Task brief >> Make an exact copy of the listing so that no picture is carried over.

[Opening Listed records section]

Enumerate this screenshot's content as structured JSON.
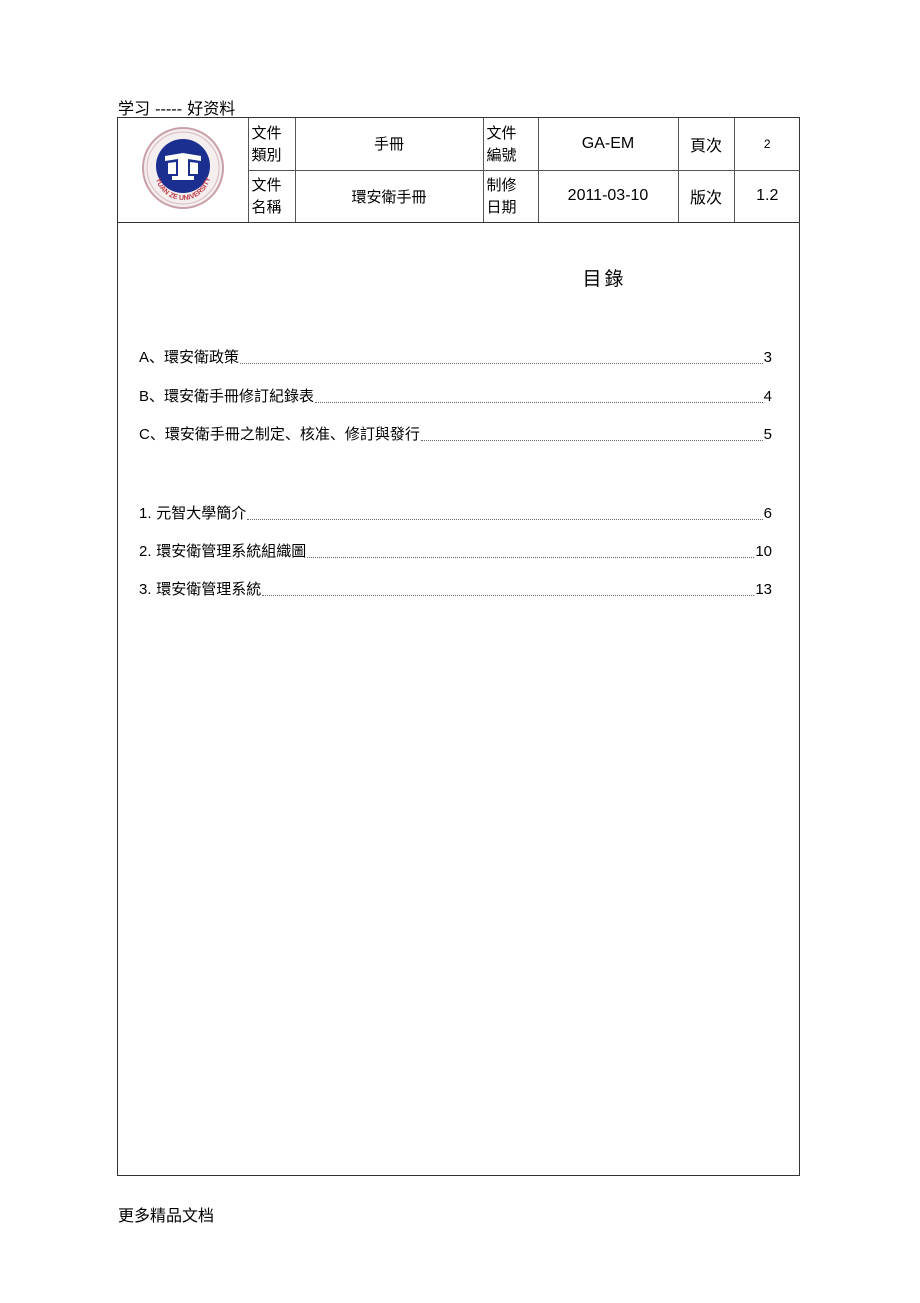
{
  "page_header_note": "学习 ----- 好资料",
  "page_footer_note": "更多精品文档",
  "doc_info": {
    "logo": "yuan-ze-university-logo",
    "logo_text": "YUAN ZE UNIVERSITY",
    "row1": {
      "label1": [
        "文件",
        "類別"
      ],
      "value1": "手冊",
      "label2": [
        "文件",
        "編號"
      ],
      "value2": "GA-EM",
      "label3": "頁次",
      "value3": "2"
    },
    "row2": {
      "label1": [
        "文件",
        "名稱"
      ],
      "value1": "環安衛手冊",
      "label2": [
        "制修",
        "日期"
      ],
      "value2": "2011-03-10",
      "label3": "版次",
      "value3": "1.2"
    }
  },
  "toc": {
    "title": "目錄",
    "items": [
      {
        "prefix": "A",
        "sep": "、",
        "text": "環安衛政策",
        "page": "3"
      },
      {
        "prefix": "B",
        "sep": "、",
        "text": "環安衛手冊修訂紀錄表",
        "page": "4"
      },
      {
        "prefix": "C",
        "sep": "、",
        "text": "環安衛手冊之制定、核准、修訂與發行",
        "page": "5"
      },
      {
        "prefix": "1.",
        "sep": " ",
        "text": "元智大學簡介",
        "page": "6"
      },
      {
        "prefix": "2.",
        "sep": " ",
        "text": "環安衛管理系統組織圖",
        "page": "10"
      },
      {
        "prefix": "3.",
        "sep": " ",
        "text": "環安衛管理系統",
        "page": "13"
      }
    ]
  }
}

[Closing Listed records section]

Task result >>
Enumerate this screenshot's content as structured JSON.
{
  "page_header_note": "学习 ----- 好资料",
  "page_footer_note": "更多精品文档",
  "doc_info": {
    "logo": "yuan-ze-university-logo",
    "logo_text": "YUAN ZE UNIVERSITY",
    "row1": {
      "label1": [
        "文件",
        "類別"
      ],
      "value1": "手冊",
      "label2": [
        "文件",
        "編號"
      ],
      "value2": "GA-EM",
      "label3": "頁次",
      "value3": "2"
    },
    "row2": {
      "label1": [
        "文件",
        "名稱"
      ],
      "value1": "環安衛手冊",
      "label2": [
        "制修",
        "日期"
      ],
      "value2": "2011-03-10",
      "label3": "版次",
      "value3": "1.2"
    }
  },
  "toc": {
    "title": "目錄",
    "items": [
      {
        "prefix": "A",
        "sep": "、",
        "text": "環安衛政策",
        "page": "3"
      },
      {
        "prefix": "B",
        "sep": "、",
        "text": "環安衛手冊修訂紀錄表",
        "page": "4"
      },
      {
        "prefix": "C",
        "sep": "、",
        "text": "環安衛手冊之制定、核准、修訂與發行",
        "page": "5"
      },
      {
        "prefix": "1.",
        "sep": " ",
        "text": "元智大學簡介",
        "page": "6"
      },
      {
        "prefix": "2.",
        "sep": " ",
        "text": "環安衛管理系統組織圖",
        "page": "10"
      },
      {
        "prefix": "3.",
        "sep": " ",
        "text": "環安衛管理系統",
        "page": "13"
      }
    ]
  }
}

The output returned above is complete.